All My Sons by some guy. Some guy who wrote Death of A Salesman, The Crucible, A View From the Bridge, and Resurrection Blues. Arthur Miller’s that guy, and three of those titles are regular combatants in the Greatest American Play arguments. Miller’s tragedies of the common man are arguably his stronger works, and my heart’s fondest of Sons (and Bremerton showed great plays are their own best argument for doing them). That doesn’t mean I don’t enjoy re-reading or seeing Salesman, Crucible, and Bridge. (Dramatists AND Samuel French AND lotsa used copies out there – check your used bookstores.) And if Miller gets to you too, try some Lillian Hellman and Robert E. Sherwood.
Join us. The board of the WSCTA could use a few more bodies, especially a treasurer. And it’d be nice if a Westside theatre stepped up to host Kaleidoscope ’13. (We’re looking at you, Bremerton and Tacoma . . .). But mainly, if you’re reading this, we need you. Put up a show, bring in one of us for a workshop or presentation, let us know what you’re doing. I’ll dribble out some more festival-related discoveries (what? You thought I’d blow it all in one blogpost? ) and news as we go along, but the main virtue of this medium is the two-way communication. Tell me what you wanna know.

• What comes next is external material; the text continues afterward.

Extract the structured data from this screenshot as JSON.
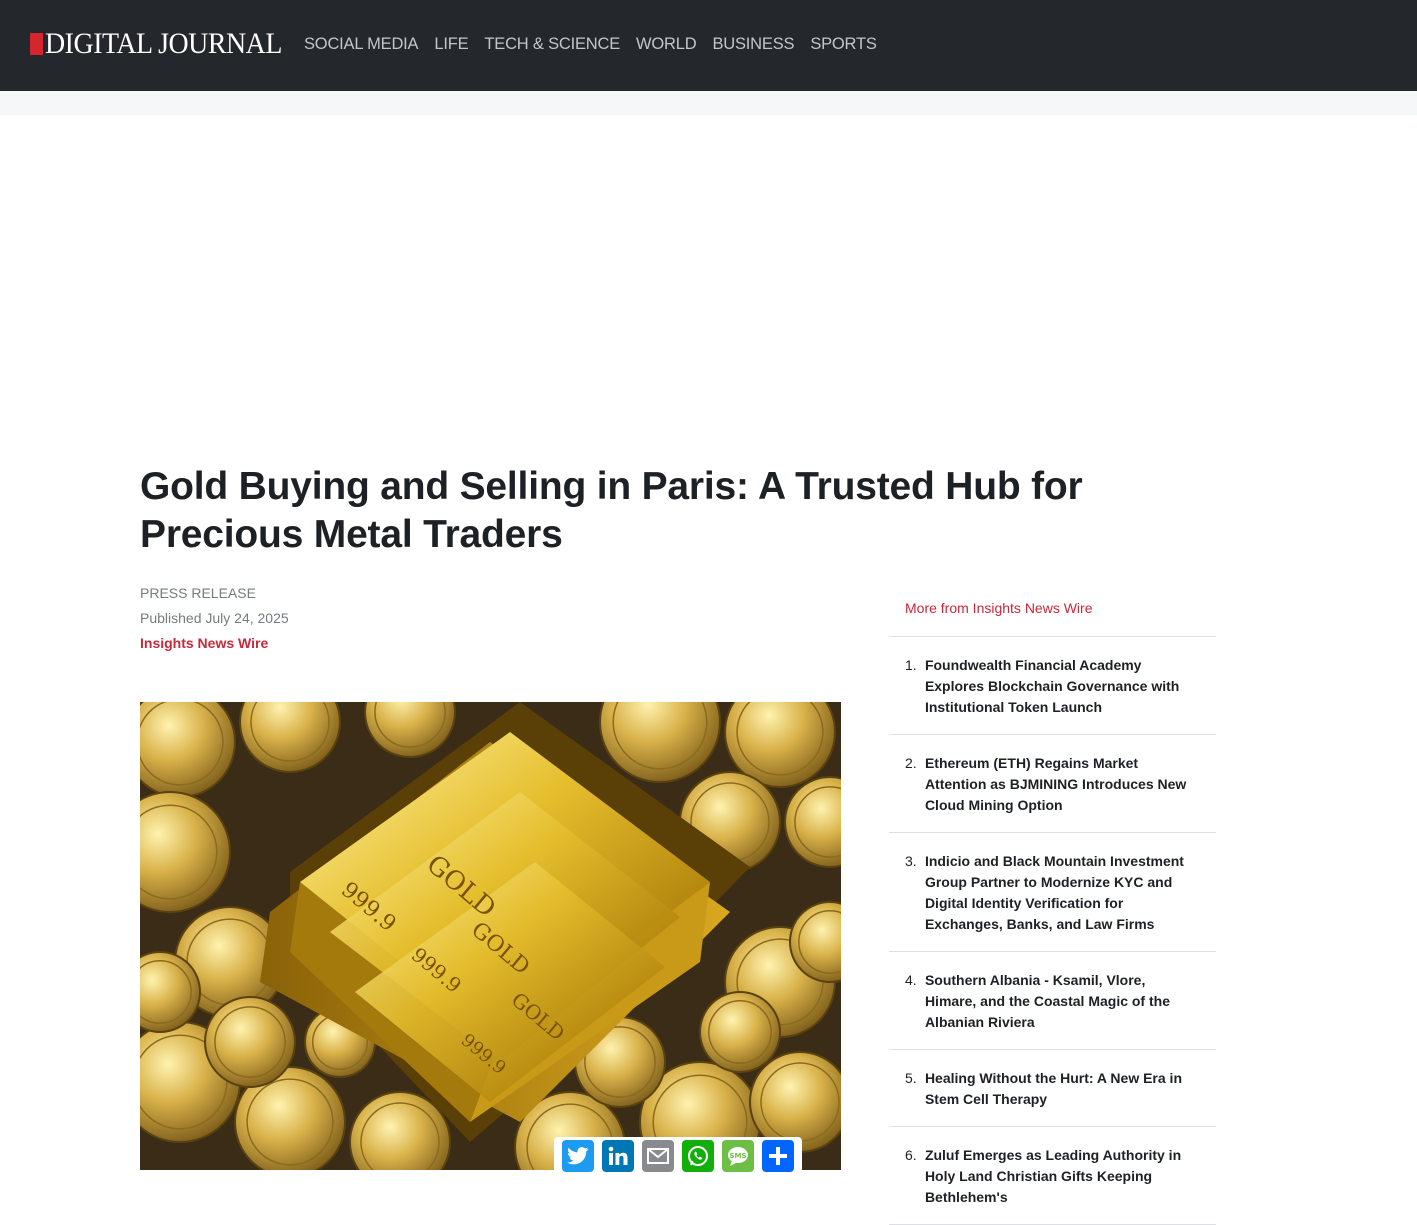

Thanks to ACT Richland, Richland Players, Spokane Civic and Bremerton Community Theatre for the above plays and the great weekend. And thanks to Civic’s wonderful hosting – and rock the folks in Rochester, Bee’s! (Thanks for the Bee tiara, too. All my wife is jealous.)